Work request => An exact reproduction of the data below is the required answer.

*** Opening of Input ***

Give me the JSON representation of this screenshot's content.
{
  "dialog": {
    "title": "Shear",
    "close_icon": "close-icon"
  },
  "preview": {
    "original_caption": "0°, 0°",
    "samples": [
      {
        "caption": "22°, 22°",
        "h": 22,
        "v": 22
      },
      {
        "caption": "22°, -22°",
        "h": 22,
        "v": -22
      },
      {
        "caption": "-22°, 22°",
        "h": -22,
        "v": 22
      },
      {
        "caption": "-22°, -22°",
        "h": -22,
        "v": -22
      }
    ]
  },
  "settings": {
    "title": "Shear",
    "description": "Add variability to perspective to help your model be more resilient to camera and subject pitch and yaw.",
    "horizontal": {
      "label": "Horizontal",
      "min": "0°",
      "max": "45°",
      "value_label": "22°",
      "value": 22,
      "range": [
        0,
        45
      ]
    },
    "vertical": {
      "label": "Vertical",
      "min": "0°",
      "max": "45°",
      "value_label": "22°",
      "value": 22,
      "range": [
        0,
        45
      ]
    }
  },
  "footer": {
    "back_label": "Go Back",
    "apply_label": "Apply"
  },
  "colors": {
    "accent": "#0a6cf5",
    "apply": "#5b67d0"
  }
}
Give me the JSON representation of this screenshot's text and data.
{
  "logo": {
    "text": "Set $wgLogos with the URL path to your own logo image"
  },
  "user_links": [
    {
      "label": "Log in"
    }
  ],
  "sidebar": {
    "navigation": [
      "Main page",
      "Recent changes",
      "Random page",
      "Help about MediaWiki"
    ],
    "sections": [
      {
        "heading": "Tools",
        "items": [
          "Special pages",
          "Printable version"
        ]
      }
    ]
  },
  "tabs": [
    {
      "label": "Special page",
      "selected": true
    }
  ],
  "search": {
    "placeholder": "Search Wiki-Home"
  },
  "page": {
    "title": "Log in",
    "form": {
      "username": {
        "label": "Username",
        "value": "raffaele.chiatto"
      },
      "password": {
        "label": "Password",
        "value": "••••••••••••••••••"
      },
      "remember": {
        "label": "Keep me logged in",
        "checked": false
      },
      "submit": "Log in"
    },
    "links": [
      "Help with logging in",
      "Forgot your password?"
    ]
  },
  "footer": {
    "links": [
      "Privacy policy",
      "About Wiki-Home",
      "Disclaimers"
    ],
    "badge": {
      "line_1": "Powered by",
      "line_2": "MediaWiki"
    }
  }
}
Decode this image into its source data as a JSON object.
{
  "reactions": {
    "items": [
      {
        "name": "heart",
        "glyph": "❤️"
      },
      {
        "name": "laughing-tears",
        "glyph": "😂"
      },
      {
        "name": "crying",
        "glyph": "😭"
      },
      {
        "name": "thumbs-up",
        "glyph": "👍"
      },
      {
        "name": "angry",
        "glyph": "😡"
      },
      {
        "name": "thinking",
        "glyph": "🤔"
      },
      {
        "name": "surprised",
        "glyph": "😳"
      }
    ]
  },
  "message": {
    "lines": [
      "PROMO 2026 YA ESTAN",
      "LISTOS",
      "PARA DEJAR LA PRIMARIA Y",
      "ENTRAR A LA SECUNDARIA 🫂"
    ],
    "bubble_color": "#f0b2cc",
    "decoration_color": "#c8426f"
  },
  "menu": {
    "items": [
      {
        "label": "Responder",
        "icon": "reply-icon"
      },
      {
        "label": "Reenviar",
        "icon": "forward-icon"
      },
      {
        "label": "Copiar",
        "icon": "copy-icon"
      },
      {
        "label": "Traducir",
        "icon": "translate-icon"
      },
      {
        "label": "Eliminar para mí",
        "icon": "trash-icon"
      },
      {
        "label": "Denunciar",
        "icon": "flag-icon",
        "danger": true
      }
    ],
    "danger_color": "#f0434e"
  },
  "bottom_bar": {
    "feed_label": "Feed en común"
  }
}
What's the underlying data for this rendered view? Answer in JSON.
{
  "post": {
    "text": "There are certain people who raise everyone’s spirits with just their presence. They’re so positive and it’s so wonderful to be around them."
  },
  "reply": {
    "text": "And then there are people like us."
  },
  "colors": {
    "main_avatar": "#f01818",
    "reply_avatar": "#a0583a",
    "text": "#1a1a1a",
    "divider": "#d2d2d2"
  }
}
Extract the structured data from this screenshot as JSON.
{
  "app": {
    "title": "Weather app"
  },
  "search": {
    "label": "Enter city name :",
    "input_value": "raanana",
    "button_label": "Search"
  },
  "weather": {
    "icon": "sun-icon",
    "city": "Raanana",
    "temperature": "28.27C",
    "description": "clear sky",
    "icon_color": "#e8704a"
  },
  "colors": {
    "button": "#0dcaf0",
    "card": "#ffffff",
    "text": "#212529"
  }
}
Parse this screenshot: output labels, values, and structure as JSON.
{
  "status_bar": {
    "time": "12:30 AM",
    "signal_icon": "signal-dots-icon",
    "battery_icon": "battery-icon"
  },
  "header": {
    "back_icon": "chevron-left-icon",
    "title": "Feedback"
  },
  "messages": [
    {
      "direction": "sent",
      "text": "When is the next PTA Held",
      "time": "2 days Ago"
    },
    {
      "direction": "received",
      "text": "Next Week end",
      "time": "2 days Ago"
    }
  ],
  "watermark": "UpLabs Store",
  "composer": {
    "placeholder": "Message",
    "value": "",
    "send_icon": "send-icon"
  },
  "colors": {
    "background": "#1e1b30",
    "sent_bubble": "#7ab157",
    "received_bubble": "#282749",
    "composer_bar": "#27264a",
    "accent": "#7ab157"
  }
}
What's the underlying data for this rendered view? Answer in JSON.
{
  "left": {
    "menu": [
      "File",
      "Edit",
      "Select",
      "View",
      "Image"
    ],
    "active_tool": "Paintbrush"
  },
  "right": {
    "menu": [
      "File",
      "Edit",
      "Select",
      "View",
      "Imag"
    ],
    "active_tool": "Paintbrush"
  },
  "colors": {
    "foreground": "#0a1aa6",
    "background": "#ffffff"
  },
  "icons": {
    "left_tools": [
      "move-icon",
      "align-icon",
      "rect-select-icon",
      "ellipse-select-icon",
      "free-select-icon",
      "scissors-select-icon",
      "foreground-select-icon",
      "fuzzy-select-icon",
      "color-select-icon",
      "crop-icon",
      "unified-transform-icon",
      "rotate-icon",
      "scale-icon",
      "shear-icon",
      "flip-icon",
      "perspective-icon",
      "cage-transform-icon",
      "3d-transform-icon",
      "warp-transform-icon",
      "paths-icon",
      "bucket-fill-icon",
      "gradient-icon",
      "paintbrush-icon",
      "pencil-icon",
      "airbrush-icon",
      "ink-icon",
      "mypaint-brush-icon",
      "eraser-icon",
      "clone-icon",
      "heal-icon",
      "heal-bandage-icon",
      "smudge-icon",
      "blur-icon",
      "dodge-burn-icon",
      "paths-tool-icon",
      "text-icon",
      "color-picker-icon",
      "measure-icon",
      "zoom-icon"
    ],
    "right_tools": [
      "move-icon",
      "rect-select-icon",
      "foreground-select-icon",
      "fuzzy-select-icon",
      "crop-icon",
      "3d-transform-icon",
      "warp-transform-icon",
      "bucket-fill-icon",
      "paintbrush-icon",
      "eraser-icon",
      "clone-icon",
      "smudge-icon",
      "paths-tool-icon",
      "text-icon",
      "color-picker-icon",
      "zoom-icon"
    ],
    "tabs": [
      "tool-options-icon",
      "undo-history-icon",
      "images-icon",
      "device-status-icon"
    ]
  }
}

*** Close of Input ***

Answer section =>
Give me the JSON representation of this screenshot's content.
{
  "dialog": {
    "title": "Shear",
    "close_icon": "close-icon"
  },
  "preview": {
    "original_caption": "0°, 0°",
    "samples": [
      {
        "caption": "22°, 22°",
        "h": 22,
        "v": 22
      },
      {
        "caption": "22°, -22°",
        "h": 22,
        "v": -22
      },
      {
        "caption": "-22°, 22°",
        "h": -22,
        "v": 22
      },
      {
        "caption": "-22°, -22°",
        "h": -22,
        "v": -22
      }
    ]
  },
  "settings": {
    "title": "Shear",
    "description": "Add variability to perspective to help your model be more resilient to camera and subject pitch and yaw.",
    "horizontal": {
      "label": "Horizontal",
      "min": "0°",
      "max": "45°",
      "value_label": "22°",
      "value": 22,
      "range": [
        0,
        45
      ]
    },
    "vertical": {
      "label": "Vertical",
      "min": "0°",
      "max": "45°",
      "value_label": "22°",
      "value": 22,
      "range": [
        0,
        45
      ]
    }
  },
  "footer": {
    "back_label": "Go Back",
    "apply_label": "Apply"
  },
  "colors": {
    "accent": "#0a6cf5",
    "apply": "#5b67d0"
  }
}
Give me the JSON representation of this screenshot's text and data.
{
  "logo": {
    "text": "Set $wgLogos with the URL path to your own logo image"
  },
  "user_links": [
    {
      "label": "Log in"
    }
  ],
  "sidebar": {
    "navigation": [
      "Main page",
      "Recent changes",
      "Random page",
      "Help about MediaWiki"
    ],
    "sections": [
      {
        "heading": "Tools",
        "items": [
          "Special pages",
          "Printable version"
        ]
      }
    ]
  },
  "tabs": [
    {
      "label": "Special page",
      "selected": true
    }
  ],
  "search": {
    "placeholder": "Search Wiki-Home"
  },
  "page": {
    "title": "Log in",
    "form": {
      "username": {
        "label": "Username",
        "value": "raffaele.chiatto"
      },
      "password": {
        "label": "Password",
        "value": "••••••••••••••••••"
      },
      "remember": {
        "label": "Keep me logged in",
        "checked": false
      },
      "submit": "Log in"
    },
    "links": [
      "Help with logging in",
      "Forgot your password?"
    ]
  },
  "footer": {
    "links": [
      "Privacy policy",
      "About Wiki-Home",
      "Disclaimers"
    ],
    "badge": {
      "line_1": "Powered by",
      "line_2": "MediaWiki"
    }
  }
}
Decode this image into its source data as a JSON object.
{
  "reactions": {
    "items": [
      {
        "name": "heart",
        "glyph": "❤️"
      },
      {
        "name": "laughing-tears",
        "glyph": "😂"
      },
      {
        "name": "crying",
        "glyph": "😭"
      },
      {
        "name": "thumbs-up",
        "glyph": "👍"
      },
      {
        "name": "angry",
        "glyph": "😡"
      },
      {
        "name": "thinking",
        "glyph": "🤔"
      },
      {
        "name": "surprised",
        "glyph": "😳"
      }
    ]
  },
  "message": {
    "lines": [
      "PROMO 2026 YA ESTAN",
      "LISTOS",
      "PARA DEJAR LA PRIMARIA Y",
      "ENTRAR A LA SECUNDARIA 🫂"
    ],
    "bubble_color": "#f0b2cc",
    "decoration_color": "#c8426f"
  },
  "menu": {
    "items": [
      {
        "label": "Responder",
        "icon": "reply-icon"
      },
      {
        "label": "Reenviar",
        "icon": "forward-icon"
      },
      {
        "label": "Copiar",
        "icon": "copy-icon"
      },
      {
        "label": "Traducir",
        "icon": "translate-icon"
      },
      {
        "label": "Eliminar para mí",
        "icon": "trash-icon"
      },
      {
        "label": "Denunciar",
        "icon": "flag-icon",
        "danger": true
      }
    ],
    "danger_color": "#f0434e"
  },
  "bottom_bar": {
    "feed_label": "Feed en común"
  }
}
What's the underlying data for this rendered view? Answer in JSON.
{
  "post": {
    "text": "There are certain people who raise everyone’s spirits with just their presence. They’re so positive and it’s so wonderful to be around them."
  },
  "reply": {
    "text": "And then there are people like us."
  },
  "colors": {
    "main_avatar": "#f01818",
    "reply_avatar": "#a0583a",
    "text": "#1a1a1a",
    "divider": "#d2d2d2"
  }
}
Extract the structured data from this screenshot as JSON.
{
  "app": {
    "title": "Weather app"
  },
  "search": {
    "label": "Enter city name :",
    "input_value": "raanana",
    "button_label": "Search"
  },
  "weather": {
    "icon": "sun-icon",
    "city": "Raanana",
    "temperature": "28.27C",
    "description": "clear sky",
    "icon_color": "#e8704a"
  },
  "colors": {
    "button": "#0dcaf0",
    "card": "#ffffff",
    "text": "#212529"
  }
}
Parse this screenshot: output labels, values, and structure as JSON.
{
  "status_bar": {
    "time": "12:30 AM",
    "signal_icon": "signal-dots-icon",
    "battery_icon": "battery-icon"
  },
  "header": {
    "back_icon": "chevron-left-icon",
    "title": "Feedback"
  },
  "messages": [
    {
      "direction": "sent",
      "text": "When is the next PTA Held",
      "time": "2 days Ago"
    },
    {
      "direction": "received",
      "text": "Next Week end",
      "time": "2 days Ago"
    }
  ],
  "watermark": "UpLabs Store",
  "composer": {
    "placeholder": "Message",
    "value": "",
    "send_icon": "send-icon"
  },
  "colors": {
    "background": "#1e1b30",
    "sent_bubble": "#7ab157",
    "received_bubble": "#282749",
    "composer_bar": "#27264a",
    "accent": "#7ab157"
  }
}
What's the underlying data for this rendered view? Answer in JSON.
{
  "left": {
    "menu": [
      "File",
      "Edit",
      "Select",
      "View",
      "Image"
    ],
    "active_tool": "Paintbrush"
  },
  "right": {
    "menu": [
      "File",
      "Edit",
      "Select",
      "View",
      "Imag"
    ],
    "active_tool": "Paintbrush"
  },
  "colors": {
    "foreground": "#0a1aa6",
    "background": "#ffffff"
  },
  "icons": {
    "left_tools": [
      "move-icon",
      "align-icon",
      "rect-select-icon",
      "ellipse-select-icon",
      "free-select-icon",
      "scissors-select-icon",
      "foreground-select-icon",
      "fuzzy-select-icon",
      "color-select-icon",
      "crop-icon",
      "unified-transform-icon",
      "rotate-icon",
      "scale-icon",
      "shear-icon",
      "flip-icon",
      "perspective-icon",
      "cage-transform-icon",
      "3d-transform-icon",
      "warp-transform-icon",
      "paths-icon",
      "bucket-fill-icon",
      "gradient-icon",
      "paintbrush-icon",
      "pencil-icon",
      "airbrush-icon",
      "ink-icon",
      "mypaint-brush-icon",
      "eraser-icon",
      "clone-icon",
      "heal-icon",
      "heal-bandage-icon",
      "smudge-icon",
      "blur-icon",
      "dodge-burn-icon",
      "paths-tool-icon",
      "text-icon",
      "color-picker-icon",
      "measure-icon",
      "zoom-icon"
    ],
    "right_tools": [
      "move-icon",
      "rect-select-icon",
      "foreground-select-icon",
      "fuzzy-select-icon",
      "crop-icon",
      "3d-transform-icon",
      "warp-transform-icon",
      "bucket-fill-icon",
      "paintbrush-icon",
      "eraser-icon",
      "clone-icon",
      "smudge-icon",
      "paths-tool-icon",
      "text-icon",
      "color-picker-icon",
      "zoom-icon"
    ],
    "tabs": [
      "tool-options-icon",
      "undo-history-icon",
      "images-icon",
      "device-status-icon"
    ]
  }
}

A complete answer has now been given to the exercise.